Reaction to the statement: For Paz, the handmade object’s value is like a companion that is aesthetically pleasing while also exhibiting signs of decay,
I’ve become more and more attracted to the artifact over the past several years because for me, the artifact engages more of the senses than web pages, software and other “hi-tech” designs. The physical interaction is so much fuller than one mediated through a low resolution screen, mouse and keyboard. All my senses are engaged rather than just the eyes. Although there has been quite a bit of growth in the interactivity of virtual work recently, the bandwidth is so much shallower than the real.
As to the exhibition of signs of use and decay, for me they seem a bit like badges of honor. Signs that others have found value in the interaction with the piece. Others have interacted and worked with it over time and they profited from that experience. In today’s disposable society someone still bucked trend and thought, “I want to keep this”. “This thing helps me now and want to have access to it so it can help me in the future.” And the craft displayed or the customization added to the artifact by people makes me pause and reflect.
On the other hand, the preciousness of an artifact has always been a bit of an annoyance to me. Although I understand the economics of supply and demand, the idea that something is of more value purely because of its rarity seems elitist to me. The quantification of, “I’ve got it and you don’t”. I feel true value lies in how something works rather than how many of them there are. And artists and designers who attempt manipulate the value of their work seem more like the businessmen they love to scorn.

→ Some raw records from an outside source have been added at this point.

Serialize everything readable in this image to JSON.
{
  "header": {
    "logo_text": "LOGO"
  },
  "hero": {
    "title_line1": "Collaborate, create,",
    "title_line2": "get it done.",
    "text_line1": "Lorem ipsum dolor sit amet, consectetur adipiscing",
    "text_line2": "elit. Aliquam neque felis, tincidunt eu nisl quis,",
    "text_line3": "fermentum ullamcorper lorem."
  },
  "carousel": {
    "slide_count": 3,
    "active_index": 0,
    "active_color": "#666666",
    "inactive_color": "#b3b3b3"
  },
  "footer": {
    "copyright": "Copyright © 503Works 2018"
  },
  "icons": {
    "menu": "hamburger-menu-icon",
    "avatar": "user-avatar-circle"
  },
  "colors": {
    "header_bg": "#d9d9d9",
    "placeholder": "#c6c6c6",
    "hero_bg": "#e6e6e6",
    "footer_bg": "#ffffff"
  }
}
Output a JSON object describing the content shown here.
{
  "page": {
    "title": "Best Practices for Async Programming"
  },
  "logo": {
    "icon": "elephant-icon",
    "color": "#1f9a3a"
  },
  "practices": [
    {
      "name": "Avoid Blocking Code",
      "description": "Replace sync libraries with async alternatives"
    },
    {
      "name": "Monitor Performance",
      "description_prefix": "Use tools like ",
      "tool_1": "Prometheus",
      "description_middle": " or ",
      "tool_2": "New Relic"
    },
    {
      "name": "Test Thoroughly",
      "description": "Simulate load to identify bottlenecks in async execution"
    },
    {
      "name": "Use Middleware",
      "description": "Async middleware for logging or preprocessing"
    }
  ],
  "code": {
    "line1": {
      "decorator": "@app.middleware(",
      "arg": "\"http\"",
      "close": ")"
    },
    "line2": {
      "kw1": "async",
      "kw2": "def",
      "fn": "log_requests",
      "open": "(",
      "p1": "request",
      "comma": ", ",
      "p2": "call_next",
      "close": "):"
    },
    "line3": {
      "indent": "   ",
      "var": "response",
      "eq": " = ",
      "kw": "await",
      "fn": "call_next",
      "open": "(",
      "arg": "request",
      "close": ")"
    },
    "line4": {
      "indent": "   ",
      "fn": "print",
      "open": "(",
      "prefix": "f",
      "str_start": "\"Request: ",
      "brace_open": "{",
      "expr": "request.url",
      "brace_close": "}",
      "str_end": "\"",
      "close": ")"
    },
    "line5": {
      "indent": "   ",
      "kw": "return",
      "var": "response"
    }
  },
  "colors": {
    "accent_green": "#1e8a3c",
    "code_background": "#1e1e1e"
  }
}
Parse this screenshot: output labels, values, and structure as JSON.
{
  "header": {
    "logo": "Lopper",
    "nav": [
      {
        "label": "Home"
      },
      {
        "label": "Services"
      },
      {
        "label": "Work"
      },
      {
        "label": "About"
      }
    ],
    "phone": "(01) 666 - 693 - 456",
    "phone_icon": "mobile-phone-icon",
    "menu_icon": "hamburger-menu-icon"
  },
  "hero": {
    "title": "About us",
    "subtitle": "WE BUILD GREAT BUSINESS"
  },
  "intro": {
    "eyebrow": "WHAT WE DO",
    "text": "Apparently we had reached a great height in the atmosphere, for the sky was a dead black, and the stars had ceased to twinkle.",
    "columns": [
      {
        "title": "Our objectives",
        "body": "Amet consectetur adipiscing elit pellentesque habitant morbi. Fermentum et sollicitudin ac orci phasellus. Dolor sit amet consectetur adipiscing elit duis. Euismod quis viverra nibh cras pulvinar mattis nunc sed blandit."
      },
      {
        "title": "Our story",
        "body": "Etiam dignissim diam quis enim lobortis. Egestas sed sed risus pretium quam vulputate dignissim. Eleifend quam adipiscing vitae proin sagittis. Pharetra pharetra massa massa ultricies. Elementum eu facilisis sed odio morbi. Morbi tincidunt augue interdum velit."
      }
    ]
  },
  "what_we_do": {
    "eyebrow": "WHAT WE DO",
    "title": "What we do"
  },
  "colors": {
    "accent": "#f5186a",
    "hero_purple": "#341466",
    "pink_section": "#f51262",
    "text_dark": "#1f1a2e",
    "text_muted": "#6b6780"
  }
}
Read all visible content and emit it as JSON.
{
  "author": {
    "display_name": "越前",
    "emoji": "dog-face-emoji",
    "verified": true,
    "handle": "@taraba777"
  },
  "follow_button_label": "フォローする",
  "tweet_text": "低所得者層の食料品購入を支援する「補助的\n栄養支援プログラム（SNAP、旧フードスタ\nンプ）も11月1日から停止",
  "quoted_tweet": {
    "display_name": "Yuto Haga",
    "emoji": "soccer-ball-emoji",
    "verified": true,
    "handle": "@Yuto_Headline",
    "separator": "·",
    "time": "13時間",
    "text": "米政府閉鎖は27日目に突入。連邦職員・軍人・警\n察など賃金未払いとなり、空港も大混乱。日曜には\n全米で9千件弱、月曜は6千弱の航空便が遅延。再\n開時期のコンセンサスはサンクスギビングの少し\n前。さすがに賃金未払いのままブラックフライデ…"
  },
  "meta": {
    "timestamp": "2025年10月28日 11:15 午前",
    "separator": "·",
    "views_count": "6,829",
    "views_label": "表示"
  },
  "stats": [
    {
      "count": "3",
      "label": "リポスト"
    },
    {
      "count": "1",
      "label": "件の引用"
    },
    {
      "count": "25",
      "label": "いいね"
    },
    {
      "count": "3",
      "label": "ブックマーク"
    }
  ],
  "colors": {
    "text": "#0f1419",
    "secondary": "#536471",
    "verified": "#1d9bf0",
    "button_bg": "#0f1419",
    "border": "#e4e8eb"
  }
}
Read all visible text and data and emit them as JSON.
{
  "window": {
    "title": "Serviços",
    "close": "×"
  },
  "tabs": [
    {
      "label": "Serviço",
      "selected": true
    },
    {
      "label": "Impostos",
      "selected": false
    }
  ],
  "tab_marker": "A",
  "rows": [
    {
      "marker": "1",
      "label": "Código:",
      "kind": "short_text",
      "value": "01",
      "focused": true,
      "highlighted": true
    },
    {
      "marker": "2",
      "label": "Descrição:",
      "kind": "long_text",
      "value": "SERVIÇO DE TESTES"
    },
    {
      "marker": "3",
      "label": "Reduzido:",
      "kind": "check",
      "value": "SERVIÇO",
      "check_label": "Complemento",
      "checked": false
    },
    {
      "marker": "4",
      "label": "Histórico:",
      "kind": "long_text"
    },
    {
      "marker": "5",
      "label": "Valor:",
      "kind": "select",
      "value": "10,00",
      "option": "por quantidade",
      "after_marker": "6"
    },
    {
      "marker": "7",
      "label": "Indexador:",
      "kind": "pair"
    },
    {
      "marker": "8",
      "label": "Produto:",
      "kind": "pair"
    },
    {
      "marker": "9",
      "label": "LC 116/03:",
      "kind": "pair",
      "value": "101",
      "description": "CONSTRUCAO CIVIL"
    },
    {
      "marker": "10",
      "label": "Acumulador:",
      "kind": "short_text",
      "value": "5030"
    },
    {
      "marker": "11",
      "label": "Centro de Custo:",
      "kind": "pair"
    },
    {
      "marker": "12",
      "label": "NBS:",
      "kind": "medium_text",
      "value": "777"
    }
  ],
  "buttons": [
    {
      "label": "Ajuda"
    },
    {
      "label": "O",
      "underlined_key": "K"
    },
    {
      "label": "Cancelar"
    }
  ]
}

As to Sterlings concluding idea that there is “an unexpected delicious thrill in the thought that individual human beings can now survive whole generations of media”, I guess I don’t agree. Sterling’s suggestion that people are thrilled to outlive a number of forms of media. Its been my observation and experience that the excitement surrounding transitions between media technology, whether that be typesetting services to do-it-your-own type, offset to digital printing, computer to computer, or software version to software version +1, to be nearly equal proportions of stress and anticipation. Both looking forward to the possibilities opened by the new artifact and trying not to lose the data, and access to content that one already has.
If the idea of “losing something”, see the endowment effect Kahneman, Knetsch, and Thaler (1990), is more emotionally taxing on people than the possibility of gaining additional resources, the migration from one media platform to another is an explanation of this stress on users. And the speed of migration between technologies is increasing. So to contrast the thrill of outliving generations of media, I think some might feel the danger that their work and their impact on society not surviving any one of a number of media migrations they will see during their lifetime.
And it seems one cannot just chose not to play the game of keeping up with temporary media. Those that are not moving at the speed of technology, constantly feeding morphing technology are in danger of becoming obsolete themselves. If one is not plugged in, not only will they not get their fifteen minutes of fame, but the world will hardly know or care they existed.
Yes, its true that the mechanisms people used to live on in the past still exist. Individuals can live on through the monuments they build, the books they write, or the children they have. But the focus on the “new” within our society is very powerful. The transition from the physical to the virtual. The ability to access and wield information regardless of our location on the planet is a game changer but we lose the benefits of physical presence. The attribute which makes today’s communication so powerful, its decentralization, is the very thing that robs us of some of the ability to live on past our years. If we are not part of the current froth of technology, we are just like another obsolete computer. Our presence is felt for a short time only as our efforts support the “next big thing”